- 1Clean air delivery rate. The CADR determines how many pollutants the filter protects from and how many it lets slip through. The EPA measures the amount of contaminant-free air delivered in cubic feet per minute to determine its effectiveness. According to the Association of Home Appliance Manufacturers, this factor alone can outweigh any other. If one filter siphons more contaminants than another, the investment is worthwhile.
- 2MERV: the minimum efficiency reporting value, created by The American Society of Heating, Refrigerating, and Air-Conditioning. This determines the size of each particle that particular model can capture.
Now that we know how to measure them, why don’t we put those skills to the test? Let’s look at the four types of available whole home air purifiers.
Types of Whole Home Air Purifiers
These purifiers, crafted from matted-fiberglass, work in conjunction with forced-air furnaces. Unfortunately, their lifespan is abysmal, needing replacement once per month.
These filters do a decent job of withholding dust. Other microscopic particles, however, can slip through the cracks and irritate lung tissue.
If you’re dead-set on flat filters, consider utilizing pleated filters. These function the same way, but allow more fiberglass to be packed in the same amount of space. Pleated filters typically last two to three times as long as basic, flat filters. Costing an average of $15 more, there’s little reason not to splurge.
If there’s one massive benefit to flat filters over the others, it’s that these can be self-installed. While professionals can be called in to do the work instead, those on a budget can manage these with little risk.
Extended Media Filters
These filters resemble boxes, each of them approximately eight inches thick. This additional padding prevents thinner particles from penetrating their defenses. Otherwise, they function almost identically to their flat filter variants.
The bad news? They require professional installation. Not to mention, they can cost anywhere from $400-$600 upon installation and a tenth of that for annual replacements.
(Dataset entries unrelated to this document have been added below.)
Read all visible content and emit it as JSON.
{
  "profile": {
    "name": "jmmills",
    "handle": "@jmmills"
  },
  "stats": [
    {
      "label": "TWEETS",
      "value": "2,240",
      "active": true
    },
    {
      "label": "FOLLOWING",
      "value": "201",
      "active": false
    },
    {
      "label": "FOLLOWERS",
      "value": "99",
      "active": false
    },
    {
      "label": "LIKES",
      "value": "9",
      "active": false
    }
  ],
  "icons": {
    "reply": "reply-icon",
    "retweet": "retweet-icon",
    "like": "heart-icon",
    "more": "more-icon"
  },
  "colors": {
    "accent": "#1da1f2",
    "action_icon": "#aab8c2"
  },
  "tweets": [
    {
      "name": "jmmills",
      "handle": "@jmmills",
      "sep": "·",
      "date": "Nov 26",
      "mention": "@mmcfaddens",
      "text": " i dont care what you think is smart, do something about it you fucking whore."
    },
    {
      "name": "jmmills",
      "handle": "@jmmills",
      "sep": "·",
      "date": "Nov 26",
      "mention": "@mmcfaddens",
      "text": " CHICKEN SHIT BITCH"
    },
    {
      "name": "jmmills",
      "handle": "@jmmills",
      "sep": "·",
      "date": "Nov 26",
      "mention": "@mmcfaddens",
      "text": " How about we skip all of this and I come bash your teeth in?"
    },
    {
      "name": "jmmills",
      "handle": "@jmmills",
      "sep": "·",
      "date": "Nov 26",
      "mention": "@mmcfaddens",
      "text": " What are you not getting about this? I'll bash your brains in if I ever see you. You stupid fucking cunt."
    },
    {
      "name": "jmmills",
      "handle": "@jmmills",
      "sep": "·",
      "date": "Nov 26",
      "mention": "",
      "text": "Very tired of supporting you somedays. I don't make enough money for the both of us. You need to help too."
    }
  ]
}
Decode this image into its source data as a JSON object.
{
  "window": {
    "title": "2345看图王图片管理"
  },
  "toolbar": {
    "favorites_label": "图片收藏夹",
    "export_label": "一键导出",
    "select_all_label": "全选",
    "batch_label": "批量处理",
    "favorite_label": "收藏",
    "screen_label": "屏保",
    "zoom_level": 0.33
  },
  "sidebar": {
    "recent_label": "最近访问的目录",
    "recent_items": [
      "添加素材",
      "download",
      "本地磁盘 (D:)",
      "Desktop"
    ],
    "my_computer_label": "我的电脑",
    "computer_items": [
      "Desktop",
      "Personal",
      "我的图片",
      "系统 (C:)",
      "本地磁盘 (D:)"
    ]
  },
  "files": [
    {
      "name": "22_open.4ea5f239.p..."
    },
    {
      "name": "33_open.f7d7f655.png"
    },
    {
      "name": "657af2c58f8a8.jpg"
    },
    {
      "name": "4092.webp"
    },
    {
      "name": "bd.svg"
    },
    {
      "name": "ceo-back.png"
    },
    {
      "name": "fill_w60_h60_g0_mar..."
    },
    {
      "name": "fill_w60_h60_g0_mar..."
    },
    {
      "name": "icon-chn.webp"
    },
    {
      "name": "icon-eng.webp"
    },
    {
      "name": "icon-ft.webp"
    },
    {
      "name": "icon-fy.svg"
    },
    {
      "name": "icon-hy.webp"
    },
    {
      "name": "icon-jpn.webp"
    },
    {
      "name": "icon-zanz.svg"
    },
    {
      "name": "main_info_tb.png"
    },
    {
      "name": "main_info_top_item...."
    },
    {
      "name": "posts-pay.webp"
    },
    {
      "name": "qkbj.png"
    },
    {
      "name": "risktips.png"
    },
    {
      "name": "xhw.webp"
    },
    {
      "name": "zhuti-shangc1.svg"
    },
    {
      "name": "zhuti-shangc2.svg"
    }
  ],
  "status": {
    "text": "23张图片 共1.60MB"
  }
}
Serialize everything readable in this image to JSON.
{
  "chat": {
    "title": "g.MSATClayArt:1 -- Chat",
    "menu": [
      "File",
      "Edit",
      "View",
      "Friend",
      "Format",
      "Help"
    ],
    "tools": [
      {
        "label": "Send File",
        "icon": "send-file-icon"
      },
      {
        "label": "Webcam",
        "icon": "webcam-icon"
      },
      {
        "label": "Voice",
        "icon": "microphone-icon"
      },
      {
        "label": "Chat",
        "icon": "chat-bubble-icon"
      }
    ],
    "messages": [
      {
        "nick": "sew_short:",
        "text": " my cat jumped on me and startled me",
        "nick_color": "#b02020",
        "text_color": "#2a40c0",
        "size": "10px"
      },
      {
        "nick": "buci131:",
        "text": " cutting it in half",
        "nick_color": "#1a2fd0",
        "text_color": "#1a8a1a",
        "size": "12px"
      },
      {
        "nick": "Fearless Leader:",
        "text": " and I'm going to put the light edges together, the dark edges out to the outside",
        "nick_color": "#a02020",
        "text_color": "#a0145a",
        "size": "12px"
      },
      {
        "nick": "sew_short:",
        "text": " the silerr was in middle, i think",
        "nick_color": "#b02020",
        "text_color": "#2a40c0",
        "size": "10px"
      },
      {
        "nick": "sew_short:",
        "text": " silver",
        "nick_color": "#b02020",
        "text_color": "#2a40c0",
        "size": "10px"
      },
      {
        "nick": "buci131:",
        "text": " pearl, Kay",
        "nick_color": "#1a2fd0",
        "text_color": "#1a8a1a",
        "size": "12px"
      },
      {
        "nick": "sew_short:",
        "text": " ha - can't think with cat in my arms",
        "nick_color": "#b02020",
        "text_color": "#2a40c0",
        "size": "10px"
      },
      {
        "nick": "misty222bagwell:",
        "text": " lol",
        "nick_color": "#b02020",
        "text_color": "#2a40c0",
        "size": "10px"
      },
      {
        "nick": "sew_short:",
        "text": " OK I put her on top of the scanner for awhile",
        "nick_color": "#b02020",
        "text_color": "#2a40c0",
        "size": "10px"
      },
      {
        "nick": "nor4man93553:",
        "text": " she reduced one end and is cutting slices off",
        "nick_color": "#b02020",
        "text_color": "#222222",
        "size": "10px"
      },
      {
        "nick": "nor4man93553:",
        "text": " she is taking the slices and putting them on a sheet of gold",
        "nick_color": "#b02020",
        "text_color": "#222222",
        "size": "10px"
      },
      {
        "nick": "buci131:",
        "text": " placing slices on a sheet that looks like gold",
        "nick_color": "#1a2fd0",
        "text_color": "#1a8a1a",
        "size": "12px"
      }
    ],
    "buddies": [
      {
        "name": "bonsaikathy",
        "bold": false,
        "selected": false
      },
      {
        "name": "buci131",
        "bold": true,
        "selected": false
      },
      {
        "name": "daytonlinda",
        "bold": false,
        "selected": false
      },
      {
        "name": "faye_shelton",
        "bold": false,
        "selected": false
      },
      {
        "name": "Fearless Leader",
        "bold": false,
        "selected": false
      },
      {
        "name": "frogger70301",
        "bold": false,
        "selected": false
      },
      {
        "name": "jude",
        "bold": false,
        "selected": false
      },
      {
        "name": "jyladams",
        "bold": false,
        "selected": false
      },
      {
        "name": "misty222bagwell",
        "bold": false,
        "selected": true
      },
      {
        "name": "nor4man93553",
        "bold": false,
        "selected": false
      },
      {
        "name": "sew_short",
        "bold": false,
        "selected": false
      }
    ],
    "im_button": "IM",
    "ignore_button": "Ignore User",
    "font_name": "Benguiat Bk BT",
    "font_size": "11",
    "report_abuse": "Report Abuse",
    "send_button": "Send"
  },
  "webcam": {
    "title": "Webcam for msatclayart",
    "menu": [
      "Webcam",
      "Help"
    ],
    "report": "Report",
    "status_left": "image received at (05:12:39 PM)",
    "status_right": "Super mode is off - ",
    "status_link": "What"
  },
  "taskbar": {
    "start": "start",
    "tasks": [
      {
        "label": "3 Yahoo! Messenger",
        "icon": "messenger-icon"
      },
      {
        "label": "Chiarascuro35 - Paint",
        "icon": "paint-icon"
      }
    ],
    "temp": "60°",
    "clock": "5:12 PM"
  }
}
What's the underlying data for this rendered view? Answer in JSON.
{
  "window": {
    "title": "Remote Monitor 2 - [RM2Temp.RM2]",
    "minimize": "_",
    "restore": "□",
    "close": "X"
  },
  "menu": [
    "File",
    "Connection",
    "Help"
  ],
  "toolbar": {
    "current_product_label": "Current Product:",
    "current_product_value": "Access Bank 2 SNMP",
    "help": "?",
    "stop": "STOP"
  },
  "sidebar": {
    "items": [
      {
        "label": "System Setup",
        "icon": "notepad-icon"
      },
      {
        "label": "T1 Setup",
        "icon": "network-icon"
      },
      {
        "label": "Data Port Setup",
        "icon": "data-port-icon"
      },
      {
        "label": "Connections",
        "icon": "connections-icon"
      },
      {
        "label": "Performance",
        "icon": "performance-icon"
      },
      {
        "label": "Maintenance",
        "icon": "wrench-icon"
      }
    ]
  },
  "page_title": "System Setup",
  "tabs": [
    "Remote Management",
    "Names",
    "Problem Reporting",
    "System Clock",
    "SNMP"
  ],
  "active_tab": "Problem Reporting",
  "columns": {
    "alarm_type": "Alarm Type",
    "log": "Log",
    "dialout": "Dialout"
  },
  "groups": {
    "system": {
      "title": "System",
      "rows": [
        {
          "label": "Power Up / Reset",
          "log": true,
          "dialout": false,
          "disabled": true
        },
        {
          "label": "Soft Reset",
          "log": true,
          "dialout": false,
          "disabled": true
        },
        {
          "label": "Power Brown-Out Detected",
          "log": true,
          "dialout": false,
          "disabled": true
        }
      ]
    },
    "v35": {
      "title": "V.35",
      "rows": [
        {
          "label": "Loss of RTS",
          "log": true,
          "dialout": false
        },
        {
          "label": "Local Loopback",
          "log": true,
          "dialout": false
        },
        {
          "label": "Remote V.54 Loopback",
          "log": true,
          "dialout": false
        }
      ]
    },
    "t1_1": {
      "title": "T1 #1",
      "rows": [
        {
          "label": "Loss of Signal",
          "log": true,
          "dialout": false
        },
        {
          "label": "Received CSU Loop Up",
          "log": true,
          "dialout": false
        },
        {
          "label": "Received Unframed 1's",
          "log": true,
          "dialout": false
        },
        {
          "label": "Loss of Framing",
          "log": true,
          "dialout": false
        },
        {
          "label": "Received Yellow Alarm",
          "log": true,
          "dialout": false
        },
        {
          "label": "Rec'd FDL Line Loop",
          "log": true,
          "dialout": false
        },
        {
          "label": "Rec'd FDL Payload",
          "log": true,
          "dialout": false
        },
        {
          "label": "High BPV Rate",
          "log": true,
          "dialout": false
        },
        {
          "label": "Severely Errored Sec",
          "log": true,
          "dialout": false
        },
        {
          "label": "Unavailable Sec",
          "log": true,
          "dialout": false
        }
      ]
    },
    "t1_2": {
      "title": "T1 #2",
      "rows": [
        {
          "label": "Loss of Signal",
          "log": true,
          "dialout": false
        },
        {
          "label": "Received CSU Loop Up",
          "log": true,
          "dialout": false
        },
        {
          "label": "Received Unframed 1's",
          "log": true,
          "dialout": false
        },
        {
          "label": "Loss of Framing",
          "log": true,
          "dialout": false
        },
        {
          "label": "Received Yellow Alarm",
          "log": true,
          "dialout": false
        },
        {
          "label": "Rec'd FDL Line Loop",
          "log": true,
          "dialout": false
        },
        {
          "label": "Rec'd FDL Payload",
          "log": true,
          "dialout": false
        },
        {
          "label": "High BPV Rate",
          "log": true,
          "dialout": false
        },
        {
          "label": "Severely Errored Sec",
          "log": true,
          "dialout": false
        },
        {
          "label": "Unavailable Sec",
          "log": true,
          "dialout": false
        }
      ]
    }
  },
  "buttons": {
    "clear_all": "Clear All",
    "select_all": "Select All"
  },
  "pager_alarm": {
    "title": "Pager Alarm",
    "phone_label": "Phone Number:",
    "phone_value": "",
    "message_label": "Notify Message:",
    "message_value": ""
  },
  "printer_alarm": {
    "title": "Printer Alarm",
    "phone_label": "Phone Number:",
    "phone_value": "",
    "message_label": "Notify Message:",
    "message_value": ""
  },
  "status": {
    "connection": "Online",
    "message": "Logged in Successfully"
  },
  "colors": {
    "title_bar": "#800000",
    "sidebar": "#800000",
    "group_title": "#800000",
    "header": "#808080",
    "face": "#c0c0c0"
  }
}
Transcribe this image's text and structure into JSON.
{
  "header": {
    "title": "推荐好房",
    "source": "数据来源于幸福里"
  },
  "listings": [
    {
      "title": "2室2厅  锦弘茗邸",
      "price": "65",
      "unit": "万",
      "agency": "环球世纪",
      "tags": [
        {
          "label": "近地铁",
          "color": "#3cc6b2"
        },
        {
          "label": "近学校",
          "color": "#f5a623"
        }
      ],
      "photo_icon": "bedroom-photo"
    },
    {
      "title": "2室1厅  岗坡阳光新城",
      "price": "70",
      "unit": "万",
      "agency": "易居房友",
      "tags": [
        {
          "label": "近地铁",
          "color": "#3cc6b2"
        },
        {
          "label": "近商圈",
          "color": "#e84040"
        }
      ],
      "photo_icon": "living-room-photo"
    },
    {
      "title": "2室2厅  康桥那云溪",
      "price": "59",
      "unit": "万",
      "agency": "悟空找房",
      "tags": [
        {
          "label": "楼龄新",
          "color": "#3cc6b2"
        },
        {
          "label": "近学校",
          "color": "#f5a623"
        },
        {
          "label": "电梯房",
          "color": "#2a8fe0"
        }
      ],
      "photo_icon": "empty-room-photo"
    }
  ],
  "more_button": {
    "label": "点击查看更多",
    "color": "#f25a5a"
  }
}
These whole home air purifiers have another name: electrostatic precipitators. Electronic models are incorporated directly into the duct work. That way, you will never need to see them after installation ends.
These filters release a high-voltage electric current that charges the incoming particles. These charged particles are then attracted to the other end of the unit. The other end acts like a magnet, imprisoning and disposing of these paralyzed particles.
Compared to the prior two models, electronic filters work especially well at dissipating smoke. In homes of smokers, present or prior, these can make a world of difference. But their value doesn’t stop at smoke. Electronic filters are estimated to work thirty times better than their fiberglass counterparts.
Even better? They never need replacing. You will, however, need to clean them with soapy water every few months to ensure their stability.
The only downside comes with their cost. These can run customers anywhere from $600 to $1,000 for installation alone. Be certain you have a 120-volt electrical outlet nearby to spare! They’ll need it.
While not a model of their own, ultraviolet filters are an important portion of electrostatic precipitators. These add-ons eliminate bacteria and viruses in the air that other filters cannot catch.
The catch? They’re an extra $400 to $800 more to purchase. Consider the cost before taking the plunge.
Are Whole Home Air Purifiers Worth It?
At the end of the day, only you can answer this question with certainty. The lack of testing cannot verify their effectiveness and the price could prove contentious.
However, they could change more than the quality of your air – they could change the quality of your life. Whole home air purifiers could purge your house of pollutants that have overstayed their welcome. They could leave your lungs able to breathe without inhibition, maybe for the first time. Don’t you deserve a hygienic home?